[TASK MATERIAL]

-- Opening Marker --

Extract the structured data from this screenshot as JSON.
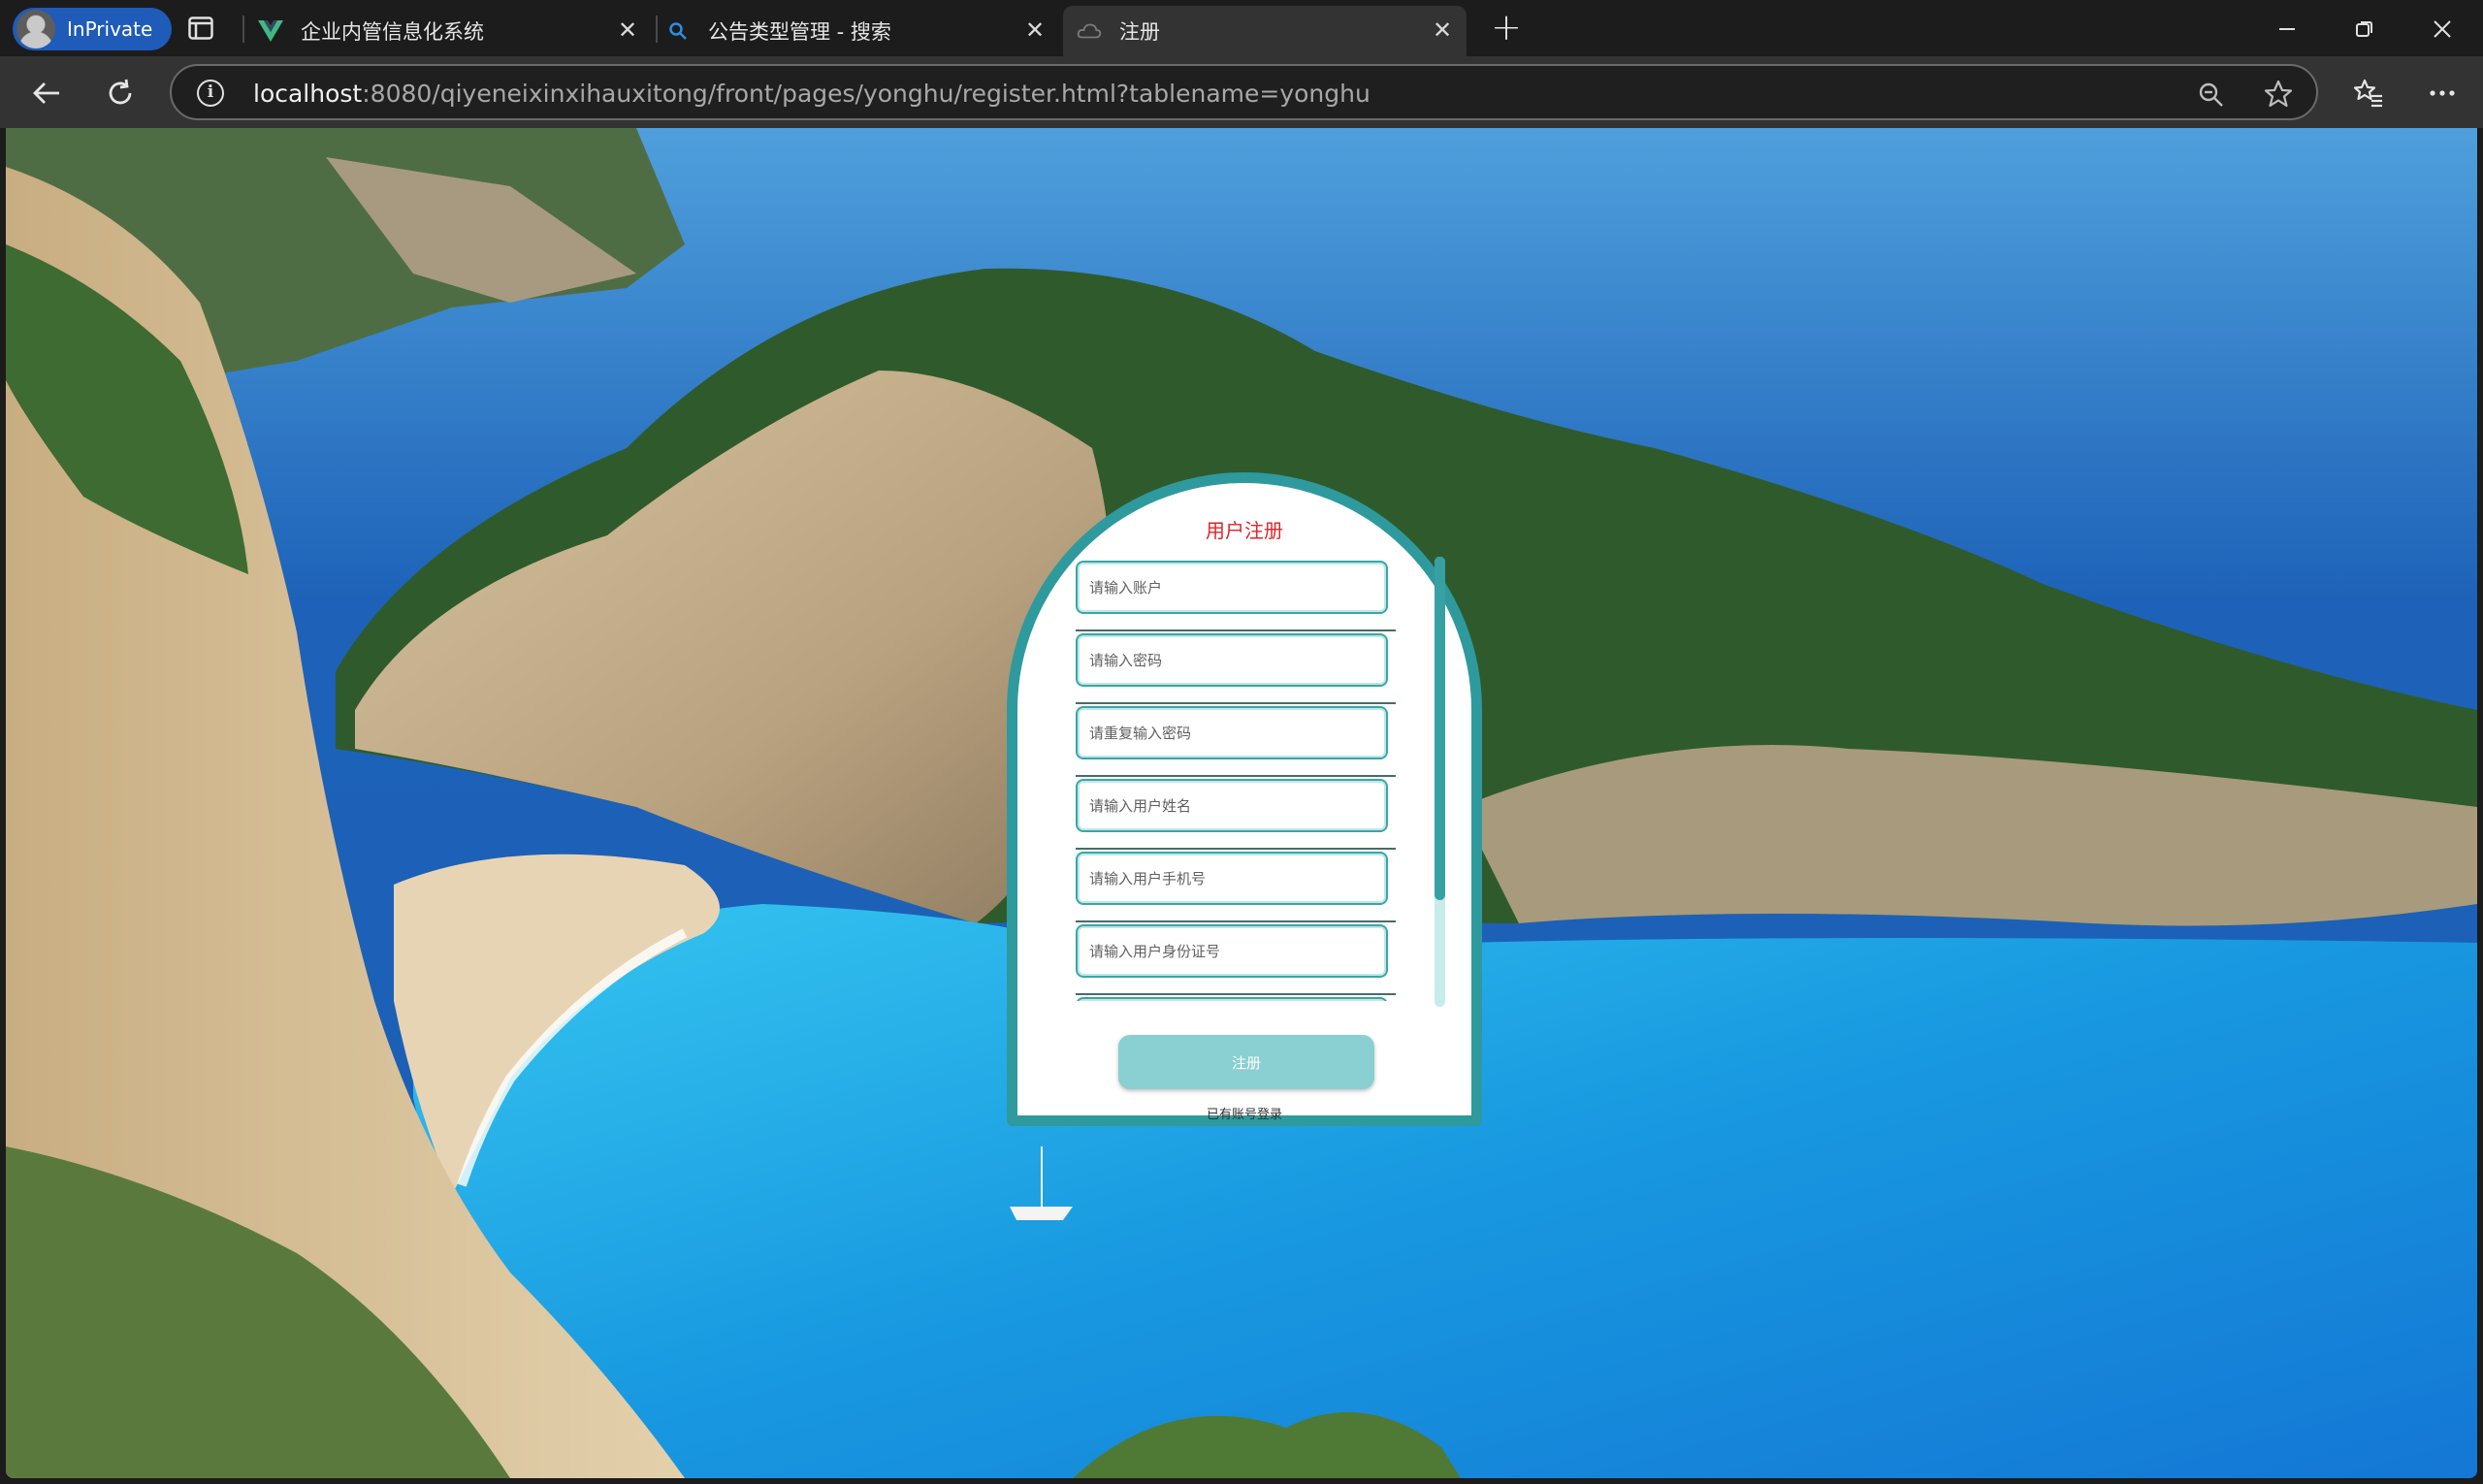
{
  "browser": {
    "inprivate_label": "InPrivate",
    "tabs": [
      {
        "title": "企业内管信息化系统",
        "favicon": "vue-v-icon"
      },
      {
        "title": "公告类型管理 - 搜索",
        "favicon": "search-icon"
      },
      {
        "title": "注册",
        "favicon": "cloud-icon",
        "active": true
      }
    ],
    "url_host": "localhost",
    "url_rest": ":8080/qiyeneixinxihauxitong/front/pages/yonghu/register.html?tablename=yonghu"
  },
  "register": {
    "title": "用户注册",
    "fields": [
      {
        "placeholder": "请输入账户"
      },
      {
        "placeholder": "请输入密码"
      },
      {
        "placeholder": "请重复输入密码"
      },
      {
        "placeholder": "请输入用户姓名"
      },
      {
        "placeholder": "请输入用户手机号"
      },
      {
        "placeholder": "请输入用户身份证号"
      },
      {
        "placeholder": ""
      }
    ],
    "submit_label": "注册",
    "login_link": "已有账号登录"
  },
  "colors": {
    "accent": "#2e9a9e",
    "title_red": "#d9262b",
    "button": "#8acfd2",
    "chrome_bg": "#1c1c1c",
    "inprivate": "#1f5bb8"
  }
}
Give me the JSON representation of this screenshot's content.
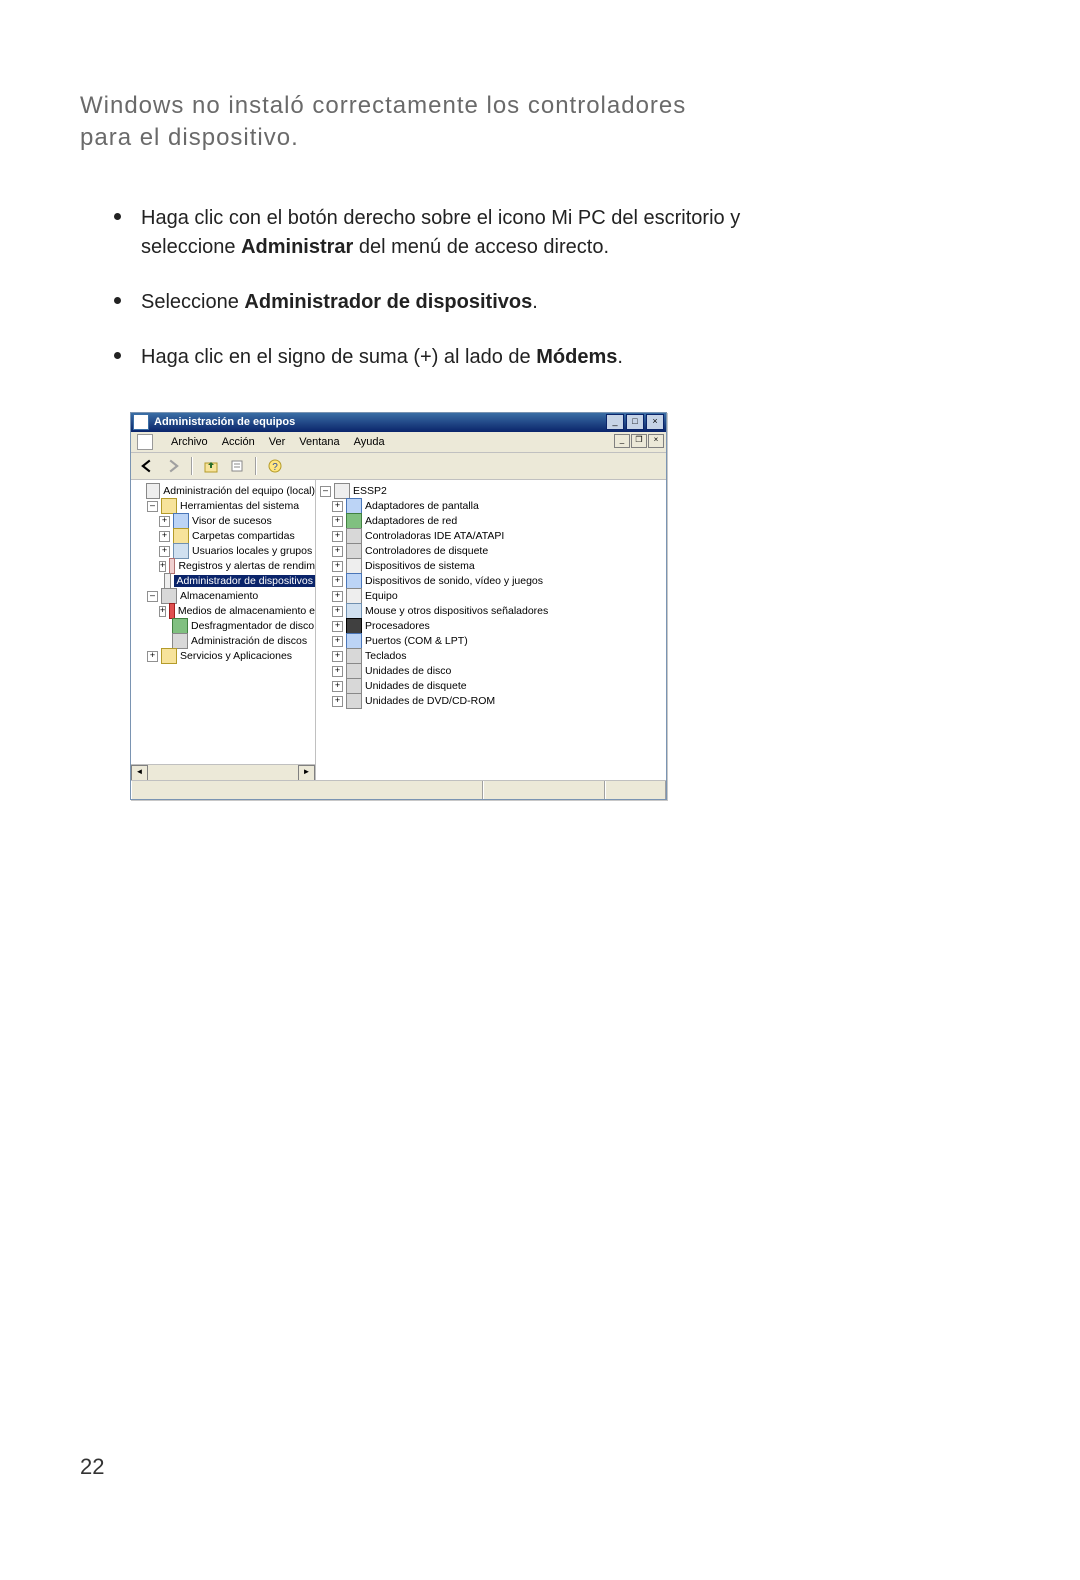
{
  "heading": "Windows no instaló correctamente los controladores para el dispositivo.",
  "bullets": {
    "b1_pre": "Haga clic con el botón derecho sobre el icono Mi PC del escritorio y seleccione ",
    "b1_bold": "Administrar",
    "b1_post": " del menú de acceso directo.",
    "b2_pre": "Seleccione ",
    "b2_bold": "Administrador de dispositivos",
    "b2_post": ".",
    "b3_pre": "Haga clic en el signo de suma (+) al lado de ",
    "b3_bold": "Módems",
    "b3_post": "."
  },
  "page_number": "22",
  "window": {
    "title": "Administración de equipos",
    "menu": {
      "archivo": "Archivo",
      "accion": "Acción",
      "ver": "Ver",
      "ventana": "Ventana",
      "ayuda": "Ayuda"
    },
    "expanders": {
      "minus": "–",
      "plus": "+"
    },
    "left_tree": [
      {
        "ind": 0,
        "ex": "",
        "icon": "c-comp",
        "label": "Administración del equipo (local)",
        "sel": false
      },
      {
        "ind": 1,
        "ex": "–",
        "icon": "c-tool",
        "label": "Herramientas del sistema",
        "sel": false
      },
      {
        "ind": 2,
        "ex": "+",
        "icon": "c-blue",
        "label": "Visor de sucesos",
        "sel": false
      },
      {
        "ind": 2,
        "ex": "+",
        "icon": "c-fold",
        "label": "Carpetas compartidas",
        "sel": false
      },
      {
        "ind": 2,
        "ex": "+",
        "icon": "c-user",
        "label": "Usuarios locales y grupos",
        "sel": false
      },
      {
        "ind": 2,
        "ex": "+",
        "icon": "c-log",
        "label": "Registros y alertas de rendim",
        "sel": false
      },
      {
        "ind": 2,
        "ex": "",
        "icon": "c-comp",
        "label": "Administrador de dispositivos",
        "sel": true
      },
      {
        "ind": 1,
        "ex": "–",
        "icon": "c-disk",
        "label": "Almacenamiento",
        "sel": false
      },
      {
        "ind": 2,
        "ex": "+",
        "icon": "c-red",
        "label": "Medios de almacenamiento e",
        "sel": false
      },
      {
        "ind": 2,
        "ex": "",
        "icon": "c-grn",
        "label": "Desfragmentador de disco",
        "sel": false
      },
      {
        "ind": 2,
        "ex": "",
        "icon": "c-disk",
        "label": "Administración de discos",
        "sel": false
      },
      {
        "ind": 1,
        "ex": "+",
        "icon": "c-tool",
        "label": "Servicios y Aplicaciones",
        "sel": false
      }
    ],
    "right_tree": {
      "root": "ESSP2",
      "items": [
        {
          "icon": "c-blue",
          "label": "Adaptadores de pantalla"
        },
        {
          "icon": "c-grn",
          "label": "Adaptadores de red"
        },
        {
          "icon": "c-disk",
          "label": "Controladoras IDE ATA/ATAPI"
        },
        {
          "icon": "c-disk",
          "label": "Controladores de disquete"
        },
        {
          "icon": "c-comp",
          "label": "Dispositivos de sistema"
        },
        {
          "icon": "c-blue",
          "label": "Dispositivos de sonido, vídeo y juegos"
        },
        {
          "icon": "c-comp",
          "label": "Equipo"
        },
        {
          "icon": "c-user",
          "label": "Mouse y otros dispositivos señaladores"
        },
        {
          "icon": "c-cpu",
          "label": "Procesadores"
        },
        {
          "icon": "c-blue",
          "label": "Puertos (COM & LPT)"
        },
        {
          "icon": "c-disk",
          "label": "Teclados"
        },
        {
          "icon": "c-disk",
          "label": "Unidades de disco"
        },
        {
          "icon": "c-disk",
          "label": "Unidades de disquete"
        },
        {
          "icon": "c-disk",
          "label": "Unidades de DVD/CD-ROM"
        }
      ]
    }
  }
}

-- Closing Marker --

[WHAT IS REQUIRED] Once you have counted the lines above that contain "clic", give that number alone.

[EXERCISE ANSWER] 2